And just as Mary and Joseph had to make an unexpected journey under circumstances they did not want to experience, so too have many others.
"Joseph was required to return to his birthplace to register during a census that could not have happened at a worse time," Bartchak said. "The Virgin Mary was pregnant and that would make the journey even more of a challenge."
Bartchak said his message was inspired by a work by Marilyn Ehle, a spiritual writer and speaker.
She didn't just ask the question, 'Where is Bethlehem?' he said. "She asked a more important and personal question: 'Where is your Bethlehem?' which means, 'Where is Jesus Christ born into your life?'"
"Beginning with my baptism as an infant, Jesus Christ continues to be born into my life," Bartchak said.
Comparing the journey to the City of David to the journey in life, Bartchak said he has stopped to ask directions from a spiritual leader or even a senior who has insights and advice to share.

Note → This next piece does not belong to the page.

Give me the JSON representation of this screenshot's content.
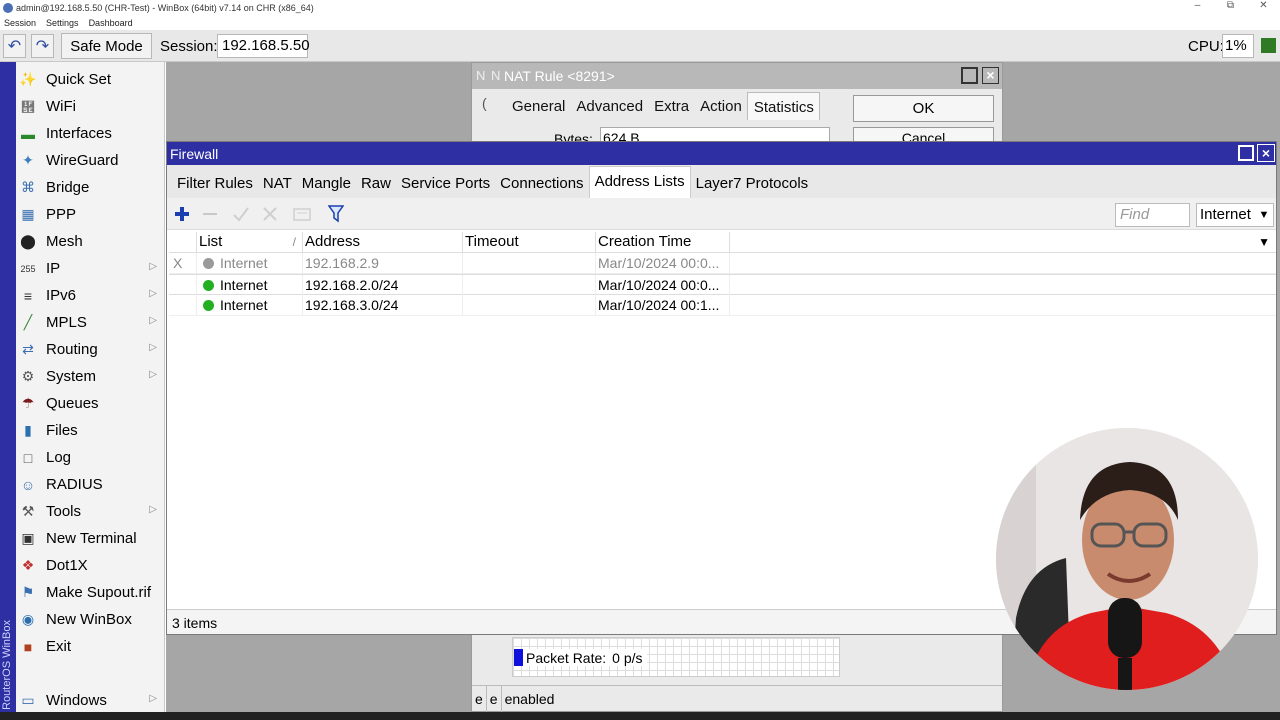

"In those moments and in many other experiences, Christ was born again into my life," he said.
In turn, other travelers have come to him, asking for directions during the circumstances of life, such as when a family member is ill or has died or someone had been away from the sacraments for a long time and feels like God is distant.
"In those personal moments, the Lord Jesus Christ has been born again into their lives and into mine through our encounter," Bartchak said.
"So where is your Bethlehem as we celebrate Christmas this year?" he asked.
He reminded travelers in need of directions that nine months before her journey, Mary spoke life-changing words to God.
She said, "I am the Lord's servant. May it be to me as you have said."
"With those simple words of faith, Mary could endure the long journey on the back of a donkey, the crude stable with its straw-lined manger in Bethlehem and even the anguish of the suffering and death of her son, Jesus, on the Cross, not to mention the joy that came from his birth and his glorious resurrection," Bartchak said.
He noted, too, that the shepherds and magi needed directions to find the city of David, but when they did, it changed their lives.
"May all the Bethlehems of your life bring you the same joy, the same hope, and the same reliable direction," Bartchak said.